[Collection entries]
---+---

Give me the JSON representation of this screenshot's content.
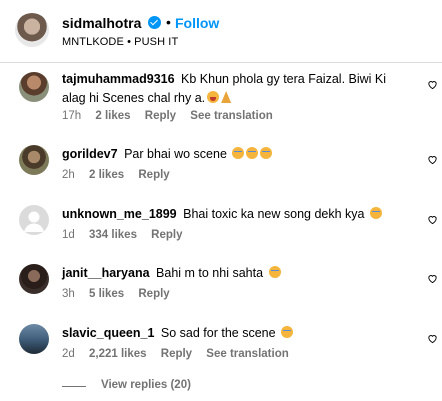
{
  "post": {
    "username": "sidmalhotra",
    "follow_label": "Follow",
    "dot": "•",
    "subtitle": "MNTLKODE • PUSH IT"
  },
  "comments": [
    {
      "user": "tajmuhammad9316",
      "text": "Kb Khun phola gy tera Faizal. Biwi Ki alag hi Scenes chal rhy a.",
      "time": "17h",
      "likes": "2 likes",
      "reply": "Reply",
      "translation": "See translation"
    },
    {
      "user": "gorildev7",
      "text": "Par bhai wo scene",
      "time": "2h",
      "likes": "2 likes",
      "reply": "Reply"
    },
    {
      "user": "unknown_me_1899",
      "text": "Bhai toxic ka new song dekh kya",
      "time": "1d",
      "likes": "334 likes",
      "reply": "Reply"
    },
    {
      "user": "janit__haryana",
      "text": "Bahi m to nhi sahta",
      "time": "3h",
      "likes": "5 likes",
      "reply": "Reply"
    },
    {
      "user": "slavic_queen_1",
      "text": "So sad for the scene",
      "time": "2d",
      "likes": "2,221 likes",
      "reply": "Reply",
      "translation": "See translation"
    }
  ],
  "view_replies": "View replies (20)",
  "colors": {
    "accent": "#0095f6",
    "meta_text": "#737373",
    "divider": "#dbdbdb"
  }
}
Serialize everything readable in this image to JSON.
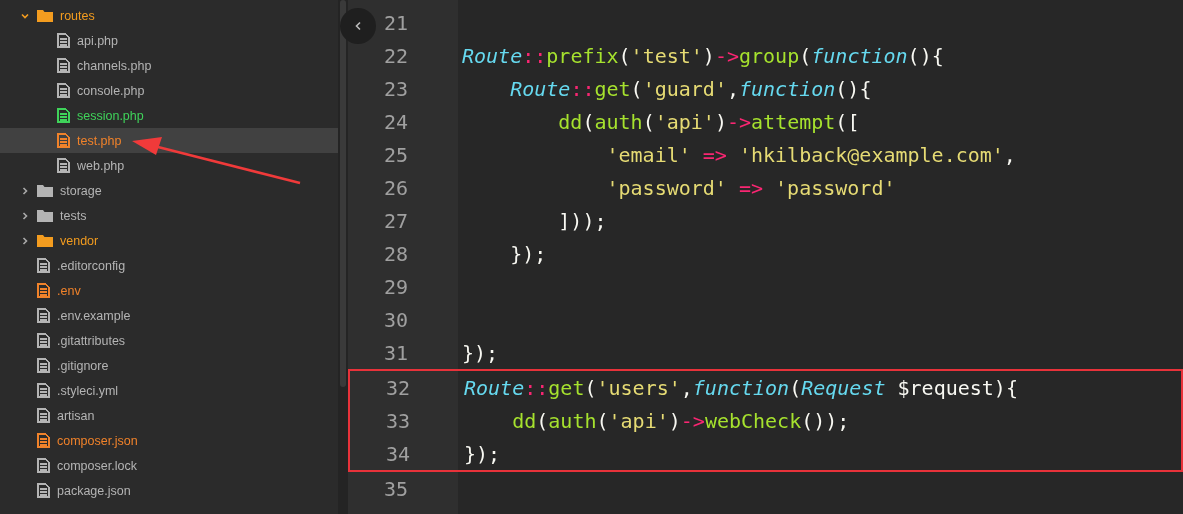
{
  "sidebar": {
    "items": [
      {
        "kind": "folder",
        "name": "routes",
        "expanded": true,
        "color": "#f39c1f",
        "selected": false,
        "children": [
          {
            "kind": "file",
            "name": "api.php",
            "color": "#b4b4b4",
            "selected": false
          },
          {
            "kind": "file",
            "name": "channels.php",
            "color": "#b4b4b4",
            "selected": false
          },
          {
            "kind": "file",
            "name": "console.php",
            "color": "#b4b4b4",
            "selected": false
          },
          {
            "kind": "file",
            "name": "session.php",
            "color": "#3fd35a",
            "selected": false
          },
          {
            "kind": "file",
            "name": "test.php",
            "color": "#f0822a",
            "selected": true
          },
          {
            "kind": "file",
            "name": "web.php",
            "color": "#b4b4b4",
            "selected": false
          }
        ]
      },
      {
        "kind": "folder",
        "name": "storage",
        "expanded": false,
        "color": "#b4b4b4",
        "selected": false
      },
      {
        "kind": "folder",
        "name": "tests",
        "expanded": false,
        "color": "#b4b4b4",
        "selected": false
      },
      {
        "kind": "folder",
        "name": "vendor",
        "expanded": false,
        "color": "#f39c1f",
        "selected": false
      },
      {
        "kind": "file",
        "name": ".editorconfig",
        "color": "#b4b4b4",
        "selected": false
      },
      {
        "kind": "file",
        "name": ".env",
        "color": "#f0822a",
        "selected": false
      },
      {
        "kind": "file",
        "name": ".env.example",
        "color": "#b4b4b4",
        "selected": false
      },
      {
        "kind": "file",
        "name": ".gitattributes",
        "color": "#b4b4b4",
        "selected": false
      },
      {
        "kind": "file",
        "name": ".gitignore",
        "color": "#b4b4b4",
        "selected": false
      },
      {
        "kind": "file",
        "name": ".styleci.yml",
        "color": "#b4b4b4",
        "selected": false
      },
      {
        "kind": "file",
        "name": "artisan",
        "color": "#b4b4b4",
        "selected": false
      },
      {
        "kind": "file",
        "name": "composer.json",
        "color": "#f0822a",
        "selected": false
      },
      {
        "kind": "file",
        "name": "composer.lock",
        "color": "#b4b4b4",
        "selected": false
      },
      {
        "kind": "file",
        "name": "package.json",
        "color": "#b4b4b4",
        "selected": false
      }
    ]
  },
  "editor": {
    "lines": [
      {
        "number": "21",
        "boxed": false
      },
      {
        "number": "22",
        "boxed": false,
        "tokens": [
          {
            "kind": "cls",
            "text": "Route"
          },
          {
            "kind": "op",
            "text": "::"
          },
          {
            "kind": "fn",
            "text": "prefix"
          },
          {
            "kind": "plain",
            "text": "("
          },
          {
            "kind": "str",
            "text": "'test'"
          },
          {
            "kind": "plain",
            "text": ")"
          },
          {
            "kind": "op",
            "text": "->"
          },
          {
            "kind": "fn",
            "text": "group"
          },
          {
            "kind": "plain",
            "text": "("
          },
          {
            "kind": "kw",
            "text": "function"
          },
          {
            "kind": "plain",
            "text": "(){"
          }
        ]
      },
      {
        "number": "23",
        "boxed": false,
        "tokens": [
          {
            "kind": "cls",
            "text": "    Route"
          },
          {
            "kind": "op",
            "text": "::"
          },
          {
            "kind": "fn",
            "text": "get"
          },
          {
            "kind": "plain",
            "text": "("
          },
          {
            "kind": "str",
            "text": "'guard'"
          },
          {
            "kind": "plain",
            "text": ","
          },
          {
            "kind": "kw",
            "text": "function"
          },
          {
            "kind": "plain",
            "text": "(){"
          }
        ]
      },
      {
        "number": "24",
        "boxed": false,
        "tokens": [
          {
            "kind": "fn",
            "text": "        dd"
          },
          {
            "kind": "plain",
            "text": "("
          },
          {
            "kind": "fn",
            "text": "auth"
          },
          {
            "kind": "plain",
            "text": "("
          },
          {
            "kind": "str",
            "text": "'api'"
          },
          {
            "kind": "plain",
            "text": ")"
          },
          {
            "kind": "op",
            "text": "->"
          },
          {
            "kind": "fn",
            "text": "attempt"
          },
          {
            "kind": "plain",
            "text": "(["
          }
        ]
      },
      {
        "number": "25",
        "boxed": false,
        "tokens": [
          {
            "kind": "str",
            "text": "            'email'"
          },
          {
            "kind": "op",
            "text": " => "
          },
          {
            "kind": "str",
            "text": "'hkilback@example.com'"
          },
          {
            "kind": "plain",
            "text": ","
          }
        ]
      },
      {
        "number": "26",
        "boxed": false,
        "tokens": [
          {
            "kind": "str",
            "text": "            'password'"
          },
          {
            "kind": "op",
            "text": " => "
          },
          {
            "kind": "str",
            "text": "'password'"
          }
        ]
      },
      {
        "number": "27",
        "boxed": false,
        "tokens": [
          {
            "kind": "plain",
            "text": "        ]));"
          }
        ]
      },
      {
        "number": "28",
        "boxed": false,
        "tokens": [
          {
            "kind": "plain",
            "text": "    });"
          }
        ]
      },
      {
        "number": "29",
        "boxed": false
      },
      {
        "number": "30",
        "boxed": false
      },
      {
        "number": "31",
        "boxed": false,
        "tokens": [
          {
            "kind": "plain",
            "text": "});"
          }
        ]
      },
      {
        "number": "32",
        "boxed": true,
        "tokens": [
          {
            "kind": "cls",
            "text": "Route"
          },
          {
            "kind": "op",
            "text": "::"
          },
          {
            "kind": "fn",
            "text": "get"
          },
          {
            "kind": "plain",
            "text": "("
          },
          {
            "kind": "str",
            "text": "'users'"
          },
          {
            "kind": "plain",
            "text": ","
          },
          {
            "kind": "kw",
            "text": "function"
          },
          {
            "kind": "plain",
            "text": "("
          },
          {
            "kind": "cls",
            "text": "Request"
          },
          {
            "kind": "plain",
            "text": " $request){"
          }
        ]
      },
      {
        "number": "33",
        "boxed": true,
        "tokens": [
          {
            "kind": "fn",
            "text": "    dd"
          },
          {
            "kind": "plain",
            "text": "("
          },
          {
            "kind": "fn",
            "text": "auth"
          },
          {
            "kind": "plain",
            "text": "("
          },
          {
            "kind": "str",
            "text": "'api'"
          },
          {
            "kind": "plain",
            "text": ")"
          },
          {
            "kind": "op",
            "text": "->"
          },
          {
            "kind": "fn",
            "text": "webCheck"
          },
          {
            "kind": "plain",
            "text": "());"
          }
        ]
      },
      {
        "number": "34",
        "boxed": true,
        "tokens": [
          {
            "kind": "plain",
            "text": "});"
          }
        ]
      },
      {
        "number": "35",
        "boxed": false
      }
    ]
  }
}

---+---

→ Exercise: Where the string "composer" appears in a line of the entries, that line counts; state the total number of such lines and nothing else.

→ Solution to the problem: 2